Gift Advances Pancreas Cancer Detection and Prevention Research
February 18, 2014
Scientists at the Johns Hopkins School of Medicine and the Sidney Kimmel Comprehensive Cancer Center at Johns Hopkins received a $100,000 gift from the Chicago-based Leslie F. Schwartz Pancreatic Cancer Research Foundation to fund pioneering research in pancreas cancer prevention and detection. Foundation president Mark Schwartz says the gift is the first major donation made by the foundation, which was founded in 2011 to support pancreatic cancer research following the death of his wife Leslie, a media executive at GroupM Chicago.
Pancreas cancer expert Christopher Wolfgang, M.D., Ph.D., assistant professor of surgery at the Johns Hopkins School of Medicine, is leading the research aimed at identifying the first genetic changes that initiate this deadly form of cancer. His studies will examine fluid-filled cysts that form in the ducts of the pancreas. These cysts, called intraductal papillary mucinous neoplasms (IPMN), are a primary way that pancreas cancers originate. They provide an early opportunity to intervene and potentially prevent pancreas cancer.
"We are so grateful for the Foundation's support. It is funding research that will help us better understand the genetic alterations contained within IPMNs to form a timeline of pancreas cancer origination and progression," says Wolfgang. "We hope to learn how they originate, differentiate harmless cysts from those that will become cancers, and decipher the specific molecular changes involved in the progression from cyst to pancreas cancer."

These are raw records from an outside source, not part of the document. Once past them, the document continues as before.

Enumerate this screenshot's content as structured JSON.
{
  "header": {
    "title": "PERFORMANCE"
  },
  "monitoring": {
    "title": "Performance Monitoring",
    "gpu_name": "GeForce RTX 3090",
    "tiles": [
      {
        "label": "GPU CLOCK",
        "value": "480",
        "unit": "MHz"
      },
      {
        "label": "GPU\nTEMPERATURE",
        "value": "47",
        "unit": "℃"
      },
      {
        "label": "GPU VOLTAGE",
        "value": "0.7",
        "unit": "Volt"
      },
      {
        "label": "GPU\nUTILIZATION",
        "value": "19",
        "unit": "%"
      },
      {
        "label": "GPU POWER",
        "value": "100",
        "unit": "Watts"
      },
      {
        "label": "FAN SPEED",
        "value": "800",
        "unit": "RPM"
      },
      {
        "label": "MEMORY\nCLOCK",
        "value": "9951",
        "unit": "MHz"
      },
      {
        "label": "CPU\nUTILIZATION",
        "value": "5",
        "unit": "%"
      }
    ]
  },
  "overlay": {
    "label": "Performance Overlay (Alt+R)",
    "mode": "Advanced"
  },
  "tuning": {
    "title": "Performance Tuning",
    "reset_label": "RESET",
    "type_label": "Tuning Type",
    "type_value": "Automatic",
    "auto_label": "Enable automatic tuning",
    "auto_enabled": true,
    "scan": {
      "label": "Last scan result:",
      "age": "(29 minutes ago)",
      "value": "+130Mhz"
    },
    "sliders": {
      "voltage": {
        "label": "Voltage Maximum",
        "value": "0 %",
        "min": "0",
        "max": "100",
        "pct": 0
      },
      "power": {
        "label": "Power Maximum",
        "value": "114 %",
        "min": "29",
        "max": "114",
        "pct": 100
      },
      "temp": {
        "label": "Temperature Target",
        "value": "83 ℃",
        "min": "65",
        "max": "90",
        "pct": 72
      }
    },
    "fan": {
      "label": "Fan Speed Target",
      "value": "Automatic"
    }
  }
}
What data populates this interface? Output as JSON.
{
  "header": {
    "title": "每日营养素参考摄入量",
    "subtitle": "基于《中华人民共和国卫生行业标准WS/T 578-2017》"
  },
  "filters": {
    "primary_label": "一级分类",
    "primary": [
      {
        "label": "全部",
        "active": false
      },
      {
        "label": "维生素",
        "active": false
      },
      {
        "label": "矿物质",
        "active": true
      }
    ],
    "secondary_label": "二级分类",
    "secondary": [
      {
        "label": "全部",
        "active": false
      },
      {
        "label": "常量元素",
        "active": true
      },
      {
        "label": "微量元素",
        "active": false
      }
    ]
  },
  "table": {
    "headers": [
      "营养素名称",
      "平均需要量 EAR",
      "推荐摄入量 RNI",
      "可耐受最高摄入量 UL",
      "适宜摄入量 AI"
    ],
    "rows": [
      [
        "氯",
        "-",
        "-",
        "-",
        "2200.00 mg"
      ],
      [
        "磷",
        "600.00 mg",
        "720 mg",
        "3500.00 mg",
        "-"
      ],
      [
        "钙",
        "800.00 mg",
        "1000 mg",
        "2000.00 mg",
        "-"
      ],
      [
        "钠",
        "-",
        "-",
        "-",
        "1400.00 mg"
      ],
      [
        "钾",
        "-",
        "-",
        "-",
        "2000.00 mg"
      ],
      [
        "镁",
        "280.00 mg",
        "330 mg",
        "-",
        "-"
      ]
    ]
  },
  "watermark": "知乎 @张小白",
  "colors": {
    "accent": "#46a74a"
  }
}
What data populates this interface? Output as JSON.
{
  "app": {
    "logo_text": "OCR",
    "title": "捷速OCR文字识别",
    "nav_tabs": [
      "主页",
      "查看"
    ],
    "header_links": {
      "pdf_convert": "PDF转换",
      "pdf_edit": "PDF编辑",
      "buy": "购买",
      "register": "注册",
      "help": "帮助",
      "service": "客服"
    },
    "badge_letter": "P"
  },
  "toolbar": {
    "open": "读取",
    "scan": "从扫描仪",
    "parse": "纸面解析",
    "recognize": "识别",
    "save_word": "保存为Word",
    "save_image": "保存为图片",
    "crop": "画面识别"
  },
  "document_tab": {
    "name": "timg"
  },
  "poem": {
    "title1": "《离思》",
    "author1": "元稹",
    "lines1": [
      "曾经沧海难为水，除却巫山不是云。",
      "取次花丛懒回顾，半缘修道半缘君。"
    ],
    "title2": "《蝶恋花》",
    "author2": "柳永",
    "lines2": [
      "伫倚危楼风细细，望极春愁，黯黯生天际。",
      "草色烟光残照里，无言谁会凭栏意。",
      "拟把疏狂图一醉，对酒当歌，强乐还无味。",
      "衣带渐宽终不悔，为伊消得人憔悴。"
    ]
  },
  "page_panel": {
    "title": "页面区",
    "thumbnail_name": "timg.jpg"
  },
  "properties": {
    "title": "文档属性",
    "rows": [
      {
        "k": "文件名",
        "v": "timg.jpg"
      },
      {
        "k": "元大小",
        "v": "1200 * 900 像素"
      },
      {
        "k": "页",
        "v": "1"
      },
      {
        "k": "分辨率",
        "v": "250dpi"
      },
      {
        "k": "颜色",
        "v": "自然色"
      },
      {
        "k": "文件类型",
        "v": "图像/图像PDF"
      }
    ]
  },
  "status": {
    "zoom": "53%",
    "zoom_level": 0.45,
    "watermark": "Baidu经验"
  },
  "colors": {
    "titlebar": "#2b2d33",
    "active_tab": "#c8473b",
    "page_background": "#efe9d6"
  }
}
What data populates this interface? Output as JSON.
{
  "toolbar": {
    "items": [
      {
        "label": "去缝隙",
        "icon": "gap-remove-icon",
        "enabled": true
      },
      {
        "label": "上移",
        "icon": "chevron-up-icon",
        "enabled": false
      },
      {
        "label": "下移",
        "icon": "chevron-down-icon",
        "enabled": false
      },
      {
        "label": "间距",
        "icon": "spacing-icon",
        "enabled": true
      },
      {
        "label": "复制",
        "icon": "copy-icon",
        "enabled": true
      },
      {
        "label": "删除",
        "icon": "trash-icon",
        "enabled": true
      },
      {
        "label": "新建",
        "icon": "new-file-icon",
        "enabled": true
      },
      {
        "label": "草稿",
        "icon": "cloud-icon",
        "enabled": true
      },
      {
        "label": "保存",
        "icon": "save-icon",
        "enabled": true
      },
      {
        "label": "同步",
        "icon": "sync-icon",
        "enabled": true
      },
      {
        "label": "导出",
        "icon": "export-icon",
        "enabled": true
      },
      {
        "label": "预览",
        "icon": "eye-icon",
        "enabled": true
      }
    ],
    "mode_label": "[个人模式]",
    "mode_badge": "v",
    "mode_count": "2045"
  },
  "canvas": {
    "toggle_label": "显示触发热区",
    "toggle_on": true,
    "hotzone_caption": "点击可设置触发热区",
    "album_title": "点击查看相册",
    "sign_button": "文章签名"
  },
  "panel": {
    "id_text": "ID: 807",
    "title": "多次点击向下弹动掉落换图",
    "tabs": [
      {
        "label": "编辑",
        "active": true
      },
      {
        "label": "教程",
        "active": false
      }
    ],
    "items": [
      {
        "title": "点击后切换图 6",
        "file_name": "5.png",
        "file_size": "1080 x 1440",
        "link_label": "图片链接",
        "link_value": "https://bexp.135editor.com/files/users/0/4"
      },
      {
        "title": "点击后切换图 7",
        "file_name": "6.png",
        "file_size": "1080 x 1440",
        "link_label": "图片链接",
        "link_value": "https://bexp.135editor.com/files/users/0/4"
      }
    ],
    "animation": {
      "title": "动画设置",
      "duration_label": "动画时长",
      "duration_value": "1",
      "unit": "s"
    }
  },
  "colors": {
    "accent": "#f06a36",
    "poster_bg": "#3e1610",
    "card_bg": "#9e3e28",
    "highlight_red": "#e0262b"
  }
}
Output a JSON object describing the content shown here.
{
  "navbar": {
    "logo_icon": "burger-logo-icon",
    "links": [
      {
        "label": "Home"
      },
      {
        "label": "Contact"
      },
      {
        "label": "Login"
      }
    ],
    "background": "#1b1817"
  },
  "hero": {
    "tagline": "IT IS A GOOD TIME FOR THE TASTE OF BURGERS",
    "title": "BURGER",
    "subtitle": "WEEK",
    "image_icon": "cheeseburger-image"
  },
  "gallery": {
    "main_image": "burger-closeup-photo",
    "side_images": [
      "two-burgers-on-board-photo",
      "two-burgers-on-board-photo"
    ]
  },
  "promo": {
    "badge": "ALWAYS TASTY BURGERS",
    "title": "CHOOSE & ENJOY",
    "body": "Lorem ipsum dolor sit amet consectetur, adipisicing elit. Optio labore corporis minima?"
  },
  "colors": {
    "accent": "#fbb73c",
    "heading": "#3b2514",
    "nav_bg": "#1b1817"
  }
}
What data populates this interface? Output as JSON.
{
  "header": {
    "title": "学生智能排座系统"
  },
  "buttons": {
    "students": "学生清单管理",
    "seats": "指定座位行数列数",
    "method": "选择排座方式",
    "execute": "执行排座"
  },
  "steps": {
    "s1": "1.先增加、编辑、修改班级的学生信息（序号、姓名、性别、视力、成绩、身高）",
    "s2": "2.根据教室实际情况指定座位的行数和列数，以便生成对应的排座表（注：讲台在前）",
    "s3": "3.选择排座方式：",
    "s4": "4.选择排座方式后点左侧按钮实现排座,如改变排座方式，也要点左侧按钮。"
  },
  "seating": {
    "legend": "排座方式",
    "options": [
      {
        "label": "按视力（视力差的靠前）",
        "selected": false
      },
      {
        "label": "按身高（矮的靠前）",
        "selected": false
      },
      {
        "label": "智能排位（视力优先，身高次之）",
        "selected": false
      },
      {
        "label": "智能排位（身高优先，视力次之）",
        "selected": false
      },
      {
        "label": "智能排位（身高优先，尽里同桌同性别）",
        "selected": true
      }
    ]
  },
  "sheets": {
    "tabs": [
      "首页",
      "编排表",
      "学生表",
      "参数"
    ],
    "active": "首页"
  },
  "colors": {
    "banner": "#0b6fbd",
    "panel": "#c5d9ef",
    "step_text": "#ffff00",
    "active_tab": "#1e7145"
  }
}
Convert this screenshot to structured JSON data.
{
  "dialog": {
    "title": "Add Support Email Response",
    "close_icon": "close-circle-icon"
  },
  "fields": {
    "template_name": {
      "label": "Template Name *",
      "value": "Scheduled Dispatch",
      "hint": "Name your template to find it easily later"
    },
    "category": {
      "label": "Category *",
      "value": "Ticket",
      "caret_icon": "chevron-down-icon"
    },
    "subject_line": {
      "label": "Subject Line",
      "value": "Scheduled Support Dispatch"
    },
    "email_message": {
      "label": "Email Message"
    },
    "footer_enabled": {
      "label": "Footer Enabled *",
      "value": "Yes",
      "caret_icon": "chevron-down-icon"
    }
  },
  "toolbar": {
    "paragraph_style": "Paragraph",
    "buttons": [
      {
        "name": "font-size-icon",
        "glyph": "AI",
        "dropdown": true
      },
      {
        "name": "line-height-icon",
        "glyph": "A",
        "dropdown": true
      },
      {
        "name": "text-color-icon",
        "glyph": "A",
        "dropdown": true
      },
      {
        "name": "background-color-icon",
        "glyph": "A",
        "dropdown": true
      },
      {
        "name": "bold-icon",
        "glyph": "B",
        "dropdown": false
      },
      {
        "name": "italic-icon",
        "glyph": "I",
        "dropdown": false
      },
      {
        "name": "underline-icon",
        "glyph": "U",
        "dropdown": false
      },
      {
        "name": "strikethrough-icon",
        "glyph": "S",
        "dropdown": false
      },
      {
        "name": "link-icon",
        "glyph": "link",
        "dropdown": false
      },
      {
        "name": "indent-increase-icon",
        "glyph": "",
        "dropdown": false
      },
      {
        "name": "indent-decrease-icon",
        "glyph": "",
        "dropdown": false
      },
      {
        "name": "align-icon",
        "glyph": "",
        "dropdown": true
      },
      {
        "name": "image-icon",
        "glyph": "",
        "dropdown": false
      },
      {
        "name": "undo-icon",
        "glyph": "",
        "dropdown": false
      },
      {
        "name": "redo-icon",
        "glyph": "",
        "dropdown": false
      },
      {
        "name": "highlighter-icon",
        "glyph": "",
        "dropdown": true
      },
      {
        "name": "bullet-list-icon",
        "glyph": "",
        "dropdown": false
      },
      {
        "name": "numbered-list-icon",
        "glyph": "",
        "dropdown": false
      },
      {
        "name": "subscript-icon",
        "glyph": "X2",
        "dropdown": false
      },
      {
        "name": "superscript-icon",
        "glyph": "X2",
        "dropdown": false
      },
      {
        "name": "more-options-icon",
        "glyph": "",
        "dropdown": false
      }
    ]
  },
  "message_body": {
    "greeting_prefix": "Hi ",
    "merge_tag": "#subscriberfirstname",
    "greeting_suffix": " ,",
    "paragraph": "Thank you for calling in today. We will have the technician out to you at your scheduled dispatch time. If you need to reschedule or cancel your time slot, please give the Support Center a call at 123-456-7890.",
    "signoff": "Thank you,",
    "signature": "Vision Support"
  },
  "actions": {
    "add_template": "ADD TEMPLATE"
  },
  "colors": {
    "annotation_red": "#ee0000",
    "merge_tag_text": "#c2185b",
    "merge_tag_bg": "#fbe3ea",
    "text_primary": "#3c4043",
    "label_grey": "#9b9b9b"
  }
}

"Thanks to Leslie's indomitable spirit and the generosity of our donors, we are pleased to be in a position to provide financial assistance to the pancreatic cancer early detection project undertaken by Dr. Christopher Wolfgang and his distinguished colleagues at Johns Hopkins," said Schwartz. "We hope that this research will bring us closer to the development of universally reliable methods for the early detection of pancreatic cancer."